Magnus loves to write and it shows. But as with most things in his life, Magnus brought this book to us with a little help from his friends known as the Magnus Book Planning Committee (or the “MBPC”). In his book, the author thanks the MBPC for their encouragement, review and good suggestions from start to finish. MBPC members include B. Hanson, Helen Crosson, Michael Fairchild, Walter Kolos, Pam Sherlock and Terry Walton.
Interestingly, Magnus told me that his new book is based on F. Scott Fitzgerald’s The Great Gatsby. As I ponder to make the connection between Fitzgerald’s entertaining yet ultimately tragic Roaring Twenties saga and Magnus’ opus, Magnus opens my eyes once again. He reminds me, “Jay Gatsby lived each day of his life as if it were his last, and he was never judgmental of people.” It’s no surprise that Magnus is also a huge fan of Mitch Albom, author of numerous mood lifting and bestselling books. Albom’s breakthrough book, Tuesdays with Morrie,remained on the New York Times bestseller list for 205 weeks.

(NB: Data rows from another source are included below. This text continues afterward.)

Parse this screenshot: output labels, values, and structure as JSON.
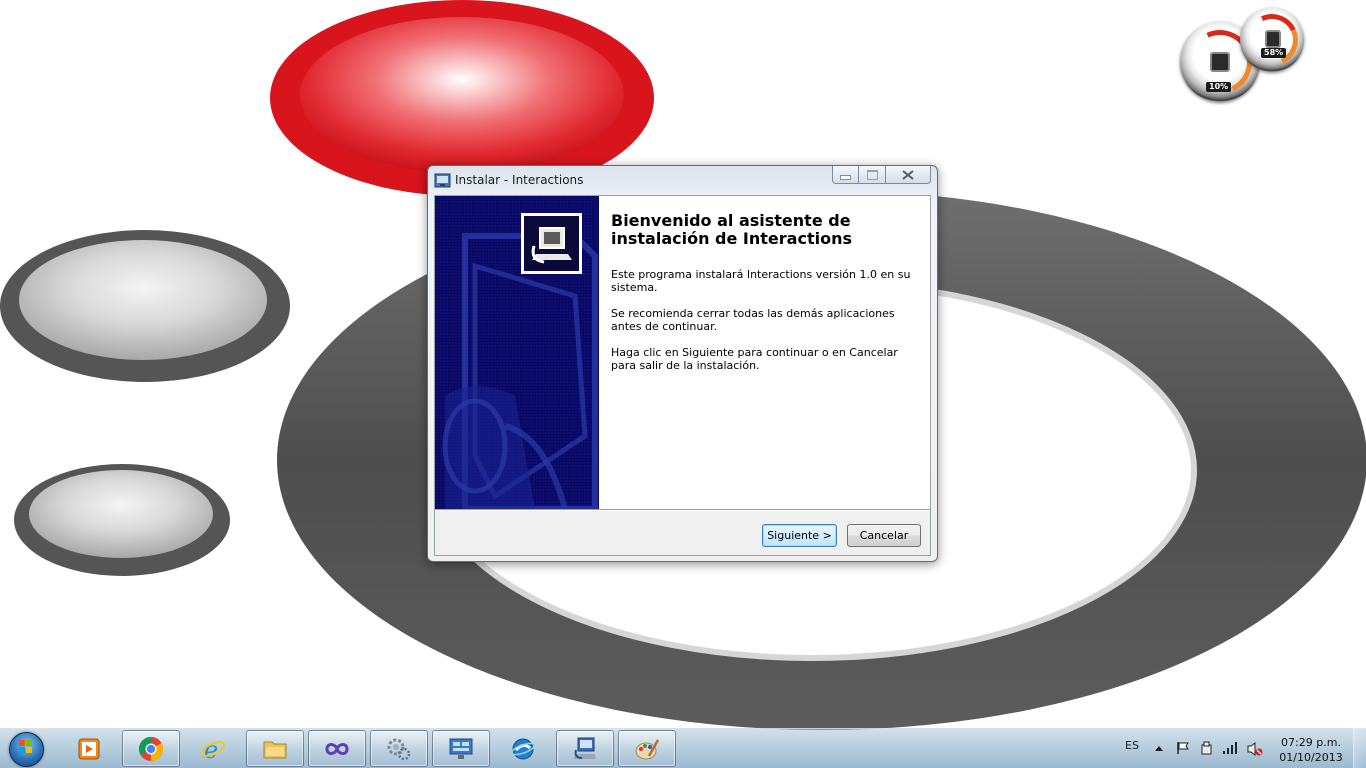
{
  "window": {
    "title": "Instalar - Interactions",
    "heading": "Bienvenido al asistente de instalación de Interactions",
    "paragraphs": [
      "Este programa instalará Interactions versión 1.0 en su sistema.",
      "Se recomienda cerrar todas las demás aplicaciones antes de continuar.",
      "Haga clic en Siguiente para continuar o en Cancelar para salir de la instalación."
    ],
    "buttons": {
      "next": "Siguiente >",
      "cancel": "Cancelar"
    }
  },
  "gadget": {
    "cpu_percent": "10%",
    "memory_percent": "58%"
  },
  "taskbar": {
    "pinned": [
      {
        "icon": "media-player-icon",
        "active": false
      },
      {
        "icon": "chrome-icon",
        "active": true
      },
      {
        "icon": "internet-explorer-icon",
        "active": false
      },
      {
        "icon": "file-explorer-icon",
        "active": true
      },
      {
        "icon": "visual-studio-icon",
        "active": true
      },
      {
        "icon": "settings-gears-icon",
        "active": true
      },
      {
        "icon": "control-panel-icon",
        "active": true
      },
      {
        "icon": "internet-browser-icon",
        "active": false
      },
      {
        "icon": "setup-installer-icon",
        "active": true
      },
      {
        "icon": "paint-icon",
        "active": true
      }
    ],
    "tray": {
      "language": "ES",
      "time": "07:29 p.m.",
      "date": "01/10/2013"
    }
  },
  "colors": {
    "banner": "#0c0c7a",
    "desktop_red": "#d8141c",
    "desktop_gray": "#5e5e5e"
  }
}
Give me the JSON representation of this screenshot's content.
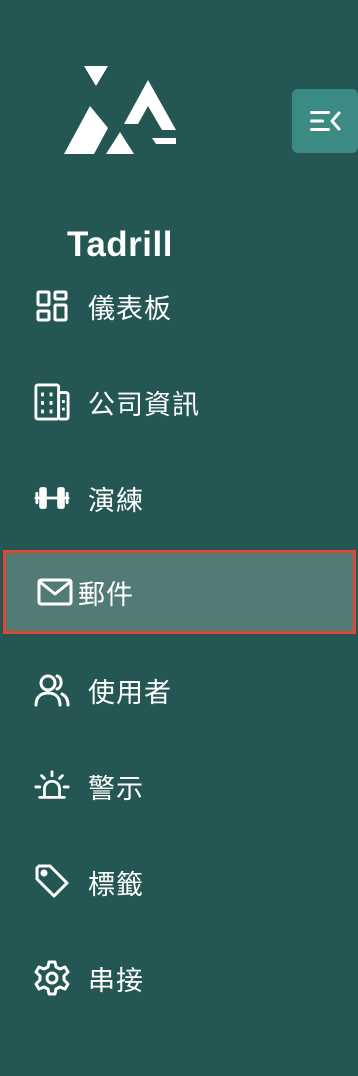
{
  "brand": {
    "name": "Tadrill"
  },
  "header": {
    "collapse_icon": "collapse-menu-icon"
  },
  "nav": {
    "items": [
      {
        "label": "儀表板",
        "icon": "dashboard-icon"
      },
      {
        "label": "公司資訊",
        "icon": "building-icon"
      },
      {
        "label": "演練",
        "icon": "dumbbell-icon"
      },
      {
        "label": "郵件",
        "icon": "mail-icon",
        "active": true
      },
      {
        "label": "使用者",
        "icon": "users-icon"
      },
      {
        "label": "警示",
        "icon": "alarm-icon"
      },
      {
        "label": "標籤",
        "icon": "tag-icon"
      },
      {
        "label": "串接",
        "icon": "settings-icon"
      }
    ]
  },
  "colors": {
    "sidebar_bg": "#245653",
    "active_bg": "#527b77",
    "active_border": "#d84a34",
    "button_bg": "#3b8a83"
  }
}
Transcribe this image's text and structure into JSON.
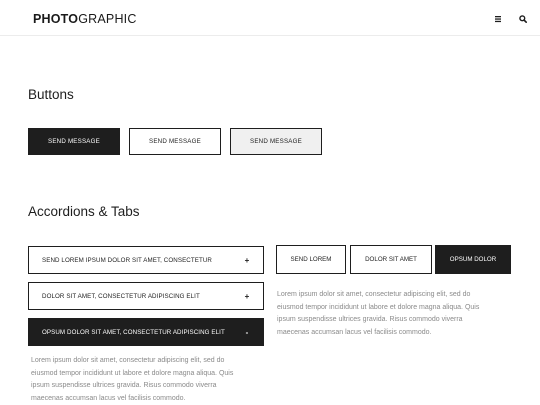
{
  "header": {
    "logo_bold": "PHOTO",
    "logo_light": "GRAPHIC",
    "menu_icon": "hamburger-icon",
    "search_icon": "search-icon"
  },
  "buttons_section": {
    "title": "Buttons",
    "buttons": [
      {
        "label": "SEND MESSAGE",
        "style": "dark"
      },
      {
        "label": "SEND MESSAGE",
        "style": "outline"
      },
      {
        "label": "SEND MESSAGE",
        "style": "light"
      }
    ]
  },
  "accordions_section": {
    "title": "Accordions & Tabs",
    "accordions": [
      {
        "label": "SEND LOREM IPSUM DOLOR SIT AMET, CONSECTETUR",
        "sign": "+",
        "expanded": false
      },
      {
        "label": "DOLOR SIT AMET, CONSECTETUR ADIPISCING ELIT",
        "sign": "+",
        "expanded": false
      },
      {
        "label": "OPSUM DOLOR SIT AMET, CONSECTETUR ADIPISCING ELIT",
        "sign": "-",
        "expanded": true
      }
    ],
    "accordion_text": [
      "Lorem ipsum dolor sit amet, consectetur adipiscing elit, sed do",
      "eiusmod tempor incididunt ut labore et dolore magna aliqua. Quis",
      "ipsum suspendisse ultrices gravida. Risus commodo viverra",
      "maecenas accumsan lacus vel facilisis commodo."
    ],
    "tabs": [
      {
        "label": "SEND LOREM",
        "active": false
      },
      {
        "label": "DOLOR SIT AMET",
        "active": false
      },
      {
        "label": "OPSUM DOLOR",
        "active": true
      }
    ],
    "tab_text": [
      "Lorem ipsum dolor sit amet, consectetur adipiscing elit, sed do",
      "eiusmod tempor incididunt ut labore et dolore magna aliqua. Quis",
      "ipsum suspendisse ultrices gravida. Risus commodo viverra",
      "maecenas accumsan lacus vel facilisis commodo."
    ]
  },
  "colors": {
    "dark": "#1e1e1e",
    "light_button": "#f0f0f0",
    "body_text": "#8a8a8a"
  }
}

So on fire with the release of his new book, Magnus is on a literary tear. His goal is to publish one book a year for the next ten years. He already knows the title of the next one will be Three O’Clock & All’s Well and it will feature vignettes associated with school aged children. After that, Magnus plans to write Gone to the Beach. And just like Five O’Clock & All’s Well, his next books will be available at his all-time favorite Huntington bookstore, Book Revue. For Magnus, this is the stuff of which dreams are made.
I have just received one of the very first copies of Magnus’ book. I am anxious to read it in between last minute Christmas shopping and holiday preparations. So off it goes with me to the nail salon where I now have one hand on the manicure table, and the other balancing Magnus’ book on my lap as I read. I am smiling as I learn about the grumpy waitress who wasn’t so grumpy after earning a big tip and how and why Magnus was Jewish for one day.
Suddenly, I am inspired. I realize that in all of the time I have been getting my manicure from Sandra, she rarely smiles. I look up a few times in an attempt to make eye contact and offer her a sincere smile. Sandra manages a half smile, but quickly returns to the important work of making my nails perfect for the holidays. She is a skilled and hard worker who deserves a good day. I am thinking to myself, now what would Magnus do?
And then it dawns to me. The answer is so simple! I offer Sandra a spectacular tip. As I hand the bill to Sandra the pleasure is all mine in watching the joy slowly register on her face that culminates in one of the most gracious smiles I have ever seen. She almost jumps across the manicure table to thank me. Sandra is happy because she’s had a good day.
But with the exhilaration I’m now feeling for having carried out a good deed, I know Sandra’s good day cannot possibly top mine.